§ Dataset records
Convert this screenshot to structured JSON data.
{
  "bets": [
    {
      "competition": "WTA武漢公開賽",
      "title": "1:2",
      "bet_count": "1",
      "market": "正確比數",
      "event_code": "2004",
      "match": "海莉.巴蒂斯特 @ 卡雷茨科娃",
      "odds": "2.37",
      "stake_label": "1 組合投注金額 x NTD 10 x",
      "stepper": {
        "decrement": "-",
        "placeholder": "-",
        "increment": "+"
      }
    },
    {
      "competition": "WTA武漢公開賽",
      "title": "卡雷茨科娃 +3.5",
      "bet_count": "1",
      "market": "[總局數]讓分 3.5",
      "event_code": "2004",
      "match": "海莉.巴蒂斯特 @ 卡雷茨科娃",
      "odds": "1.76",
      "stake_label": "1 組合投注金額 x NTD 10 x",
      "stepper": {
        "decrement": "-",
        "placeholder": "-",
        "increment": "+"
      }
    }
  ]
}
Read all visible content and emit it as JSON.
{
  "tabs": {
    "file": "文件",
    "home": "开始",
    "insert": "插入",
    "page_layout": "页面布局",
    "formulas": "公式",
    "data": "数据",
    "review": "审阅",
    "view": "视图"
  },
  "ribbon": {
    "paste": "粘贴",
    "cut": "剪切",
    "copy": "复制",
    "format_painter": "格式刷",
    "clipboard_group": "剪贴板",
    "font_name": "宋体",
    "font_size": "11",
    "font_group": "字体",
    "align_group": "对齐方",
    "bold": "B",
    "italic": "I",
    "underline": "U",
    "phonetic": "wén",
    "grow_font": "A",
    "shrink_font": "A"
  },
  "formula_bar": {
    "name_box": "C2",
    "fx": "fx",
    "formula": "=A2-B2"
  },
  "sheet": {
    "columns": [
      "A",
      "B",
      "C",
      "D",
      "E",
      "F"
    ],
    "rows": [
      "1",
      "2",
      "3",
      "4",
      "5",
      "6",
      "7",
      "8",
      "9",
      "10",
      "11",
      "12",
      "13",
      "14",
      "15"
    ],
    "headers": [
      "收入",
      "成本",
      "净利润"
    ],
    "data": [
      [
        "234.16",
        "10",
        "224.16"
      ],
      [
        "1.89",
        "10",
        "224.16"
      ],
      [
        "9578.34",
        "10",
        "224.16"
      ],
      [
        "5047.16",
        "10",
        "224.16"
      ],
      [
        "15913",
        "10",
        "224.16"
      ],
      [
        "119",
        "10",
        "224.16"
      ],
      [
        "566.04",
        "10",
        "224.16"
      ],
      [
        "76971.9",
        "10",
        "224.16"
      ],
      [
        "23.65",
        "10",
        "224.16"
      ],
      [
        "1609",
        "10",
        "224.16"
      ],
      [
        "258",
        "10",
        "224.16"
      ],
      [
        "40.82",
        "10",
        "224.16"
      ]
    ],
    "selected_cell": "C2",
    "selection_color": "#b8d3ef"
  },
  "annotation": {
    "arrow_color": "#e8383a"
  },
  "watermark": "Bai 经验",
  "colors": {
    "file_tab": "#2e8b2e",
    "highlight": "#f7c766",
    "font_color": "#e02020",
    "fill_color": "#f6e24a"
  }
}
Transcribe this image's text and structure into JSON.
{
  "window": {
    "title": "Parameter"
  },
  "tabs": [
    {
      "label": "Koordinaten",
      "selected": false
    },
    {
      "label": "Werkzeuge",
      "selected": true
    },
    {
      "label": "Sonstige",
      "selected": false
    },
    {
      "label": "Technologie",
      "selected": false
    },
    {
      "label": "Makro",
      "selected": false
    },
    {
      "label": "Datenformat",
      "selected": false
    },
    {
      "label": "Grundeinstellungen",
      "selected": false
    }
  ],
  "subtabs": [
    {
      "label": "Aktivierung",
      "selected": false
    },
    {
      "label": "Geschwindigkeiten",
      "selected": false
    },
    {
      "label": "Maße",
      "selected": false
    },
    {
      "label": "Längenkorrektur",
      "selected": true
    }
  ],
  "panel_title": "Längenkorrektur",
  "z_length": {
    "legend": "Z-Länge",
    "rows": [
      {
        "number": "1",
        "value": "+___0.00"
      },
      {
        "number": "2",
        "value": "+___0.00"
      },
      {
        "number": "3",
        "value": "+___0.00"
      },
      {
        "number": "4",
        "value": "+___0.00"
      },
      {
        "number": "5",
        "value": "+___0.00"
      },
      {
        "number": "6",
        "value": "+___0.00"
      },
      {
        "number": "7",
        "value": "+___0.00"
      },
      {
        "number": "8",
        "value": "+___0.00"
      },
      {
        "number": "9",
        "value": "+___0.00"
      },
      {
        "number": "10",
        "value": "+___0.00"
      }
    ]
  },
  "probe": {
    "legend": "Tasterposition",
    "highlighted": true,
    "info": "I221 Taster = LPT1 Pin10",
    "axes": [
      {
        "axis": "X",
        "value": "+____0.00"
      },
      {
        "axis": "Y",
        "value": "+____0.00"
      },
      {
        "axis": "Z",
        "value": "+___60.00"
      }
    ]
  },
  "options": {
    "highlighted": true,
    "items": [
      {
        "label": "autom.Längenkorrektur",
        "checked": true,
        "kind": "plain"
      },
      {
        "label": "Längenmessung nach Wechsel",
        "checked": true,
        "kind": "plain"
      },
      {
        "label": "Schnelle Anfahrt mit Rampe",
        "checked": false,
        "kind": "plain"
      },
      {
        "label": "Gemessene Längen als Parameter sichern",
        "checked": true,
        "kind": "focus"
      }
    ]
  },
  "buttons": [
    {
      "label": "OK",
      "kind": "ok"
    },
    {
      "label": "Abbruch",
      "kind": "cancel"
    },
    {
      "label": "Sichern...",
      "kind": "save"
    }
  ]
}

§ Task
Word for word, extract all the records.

§ Solved problem
Convert this screenshot to structured JSON data.
{
  "bets": [
    {
      "competition": "WTA武漢公開賽",
      "title": "1:2",
      "bet_count": "1",
      "market": "正確比數",
      "event_code": "2004",
      "match": "海莉.巴蒂斯特 @ 卡雷茨科娃",
      "odds": "2.37",
      "stake_label": "1 組合投注金額 x NTD 10 x",
      "stepper": {
        "decrement": "-",
        "placeholder": "-",
        "increment": "+"
      }
    },
    {
      "competition": "WTA武漢公開賽",
      "title": "卡雷茨科娃 +3.5",
      "bet_count": "1",
      "market": "[總局數]讓分 3.5",
      "event_code": "2004",
      "match": "海莉.巴蒂斯特 @ 卡雷茨科娃",
      "odds": "1.76",
      "stake_label": "1 組合投注金額 x NTD 10 x",
      "stepper": {
        "decrement": "-",
        "placeholder": "-",
        "increment": "+"
      }
    }
  ]
}
Read all visible content and emit it as JSON.
{
  "tabs": {
    "file": "文件",
    "home": "开始",
    "insert": "插入",
    "page_layout": "页面布局",
    "formulas": "公式",
    "data": "数据",
    "review": "审阅",
    "view": "视图"
  },
  "ribbon": {
    "paste": "粘贴",
    "cut": "剪切",
    "copy": "复制",
    "format_painter": "格式刷",
    "clipboard_group": "剪贴板",
    "font_name": "宋体",
    "font_size": "11",
    "font_group": "字体",
    "align_group": "对齐方",
    "bold": "B",
    "italic": "I",
    "underline": "U",
    "phonetic": "wén",
    "grow_font": "A",
    "shrink_font": "A"
  },
  "formula_bar": {
    "name_box": "C2",
    "fx": "fx",
    "formula": "=A2-B2"
  },
  "sheet": {
    "columns": [
      "A",
      "B",
      "C",
      "D",
      "E",
      "F"
    ],
    "rows": [
      "1",
      "2",
      "3",
      "4",
      "5",
      "6",
      "7",
      "8",
      "9",
      "10",
      "11",
      "12",
      "13",
      "14",
      "15"
    ],
    "headers": [
      "收入",
      "成本",
      "净利润"
    ],
    "data": [
      [
        "234.16",
        "10",
        "224.16"
      ],
      [
        "1.89",
        "10",
        "224.16"
      ],
      [
        "9578.34",
        "10",
        "224.16"
      ],
      [
        "5047.16",
        "10",
        "224.16"
      ],
      [
        "15913",
        "10",
        "224.16"
      ],
      [
        "119",
        "10",
        "224.16"
      ],
      [
        "566.04",
        "10",
        "224.16"
      ],
      [
        "76971.9",
        "10",
        "224.16"
      ],
      [
        "23.65",
        "10",
        "224.16"
      ],
      [
        "1609",
        "10",
        "224.16"
      ],
      [
        "258",
        "10",
        "224.16"
      ],
      [
        "40.82",
        "10",
        "224.16"
      ]
    ],
    "selected_cell": "C2",
    "selection_color": "#b8d3ef"
  },
  "annotation": {
    "arrow_color": "#e8383a"
  },
  "watermark": "Bai 经验",
  "colors": {
    "file_tab": "#2e8b2e",
    "highlight": "#f7c766",
    "font_color": "#e02020",
    "fill_color": "#f6e24a"
  }
}
Transcribe this image's text and structure into JSON.
{
  "window": {
    "title": "Parameter"
  },
  "tabs": [
    {
      "label": "Koordinaten",
      "selected": false
    },
    {
      "label": "Werkzeuge",
      "selected": true
    },
    {
      "label": "Sonstige",
      "selected": false
    },
    {
      "label": "Technologie",
      "selected": false
    },
    {
      "label": "Makro",
      "selected": false
    },
    {
      "label": "Datenformat",
      "selected": false
    },
    {
      "label": "Grundeinstellungen",
      "selected": false
    }
  ],
  "subtabs": [
    {
      "label": "Aktivierung",
      "selected": false
    },
    {
      "label": "Geschwindigkeiten",
      "selected": false
    },
    {
      "label": "Maße",
      "selected": false
    },
    {
      "label": "Längenkorrektur",
      "selected": true
    }
  ],
  "panel_title": "Längenkorrektur",
  "z_length": {
    "legend": "Z-Länge",
    "rows": [
      {
        "number": "1",
        "value": "+___0.00"
      },
      {
        "number": "2",
        "value": "+___0.00"
      },
      {
        "number": "3",
        "value": "+___0.00"
      },
      {
        "number": "4",
        "value": "+___0.00"
      },
      {
        "number": "5",
        "value": "+___0.00"
      },
      {
        "number": "6",
        "value": "+___0.00"
      },
      {
        "number": "7",
        "value": "+___0.00"
      },
      {
        "number": "8",
        "value": "+___0.00"
      },
      {
        "number": "9",
        "value": "+___0.00"
      },
      {
        "number": "10",
        "value": "+___0.00"
      }
    ]
  },
  "probe": {
    "legend": "Tasterposition",
    "highlighted": true,
    "info": "I221 Taster = LPT1 Pin10",
    "axes": [
      {
        "axis": "X",
        "value": "+____0.00"
      },
      {
        "axis": "Y",
        "value": "+____0.00"
      },
      {
        "axis": "Z",
        "value": "+___60.00"
      }
    ]
  },
  "options": {
    "highlighted": true,
    "items": [
      {
        "label": "autom.Längenkorrektur",
        "checked": true,
        "kind": "plain"
      },
      {
        "label": "Längenmessung nach Wechsel",
        "checked": true,
        "kind": "plain"
      },
      {
        "label": "Schnelle Anfahrt mit Rampe",
        "checked": false,
        "kind": "plain"
      },
      {
        "label": "Gemessene Längen als Parameter sichern",
        "checked": true,
        "kind": "focus"
      }
    ]
  },
  "buttons": [
    {
      "label": "OK",
      "kind": "ok"
    },
    {
      "label": "Abbruch",
      "kind": "cancel"
    },
    {
      "label": "Sichern...",
      "kind": "save"
    }
  ]
}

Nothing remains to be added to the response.